Give back all the records exactly, keeping every line whole.
++++ SOURCE DATA ++++
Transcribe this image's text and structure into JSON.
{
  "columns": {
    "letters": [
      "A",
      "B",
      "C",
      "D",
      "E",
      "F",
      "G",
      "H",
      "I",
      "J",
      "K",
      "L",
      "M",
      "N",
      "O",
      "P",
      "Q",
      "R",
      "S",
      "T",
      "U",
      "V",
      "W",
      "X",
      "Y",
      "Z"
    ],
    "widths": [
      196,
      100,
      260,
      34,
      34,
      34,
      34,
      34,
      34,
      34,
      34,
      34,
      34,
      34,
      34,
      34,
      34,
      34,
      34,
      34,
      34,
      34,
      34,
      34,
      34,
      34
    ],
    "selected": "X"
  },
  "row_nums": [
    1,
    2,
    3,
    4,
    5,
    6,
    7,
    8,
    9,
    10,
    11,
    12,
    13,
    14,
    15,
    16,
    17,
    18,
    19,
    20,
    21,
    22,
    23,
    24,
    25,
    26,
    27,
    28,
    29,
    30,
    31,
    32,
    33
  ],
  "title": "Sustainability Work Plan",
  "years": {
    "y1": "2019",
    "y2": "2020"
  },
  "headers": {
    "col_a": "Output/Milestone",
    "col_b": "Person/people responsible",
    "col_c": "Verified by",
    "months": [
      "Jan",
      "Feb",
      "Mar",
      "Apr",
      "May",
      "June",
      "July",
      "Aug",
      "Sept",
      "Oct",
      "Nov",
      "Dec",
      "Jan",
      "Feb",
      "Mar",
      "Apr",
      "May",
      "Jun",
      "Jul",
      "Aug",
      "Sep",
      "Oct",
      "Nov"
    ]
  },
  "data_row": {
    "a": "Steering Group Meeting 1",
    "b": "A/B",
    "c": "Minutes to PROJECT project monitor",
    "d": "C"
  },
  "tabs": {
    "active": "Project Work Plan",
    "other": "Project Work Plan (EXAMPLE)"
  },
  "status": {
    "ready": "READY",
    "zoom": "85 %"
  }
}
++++
» EXPECTED ANSWER:
Transcribe this image's text and structure into JSON.
{
  "columns": {
    "letters": [
      "A",
      "B",
      "C",
      "D",
      "E",
      "F",
      "G",
      "H",
      "I",
      "J",
      "K",
      "L",
      "M",
      "N",
      "O",
      "P",
      "Q",
      "R",
      "S",
      "T",
      "U",
      "V",
      "W",
      "X",
      "Y",
      "Z"
    ],
    "widths": [
      196,
      100,
      260,
      34,
      34,
      34,
      34,
      34,
      34,
      34,
      34,
      34,
      34,
      34,
      34,
      34,
      34,
      34,
      34,
      34,
      34,
      34,
      34,
      34,
      34,
      34
    ],
    "selected": "X"
  },
  "row_nums": [
    1,
    2,
    3,
    4,
    5,
    6,
    7,
    8,
    9,
    10,
    11,
    12,
    13,
    14,
    15,
    16,
    17,
    18,
    19,
    20,
    21,
    22,
    23,
    24,
    25,
    26,
    27,
    28,
    29,
    30,
    31,
    32,
    33
  ],
  "title": "Sustainability Work Plan",
  "years": {
    "y1": "2019",
    "y2": "2020"
  },
  "headers": {
    "col_a": "Output/Milestone",
    "col_b": "Person/people responsible",
    "col_c": "Verified by",
    "months": [
      "Jan",
      "Feb",
      "Mar",
      "Apr",
      "May",
      "June",
      "July",
      "Aug",
      "Sept",
      "Oct",
      "Nov",
      "Dec",
      "Jan",
      "Feb",
      "Mar",
      "Apr",
      "May",
      "Jun",
      "Jul",
      "Aug",
      "Sep",
      "Oct",
      "Nov"
    ]
  },
  "data_row": {
    "a": "Steering Group Meeting 1",
    "b": "A/B",
    "c": "Minutes to PROJECT project monitor",
    "d": "C"
  },
  "tabs": {
    "active": "Project Work Plan",
    "other": "Project Work Plan (EXAMPLE)"
  },
  "status": {
    "ready": "READY",
    "zoom": "85 %"
  }
}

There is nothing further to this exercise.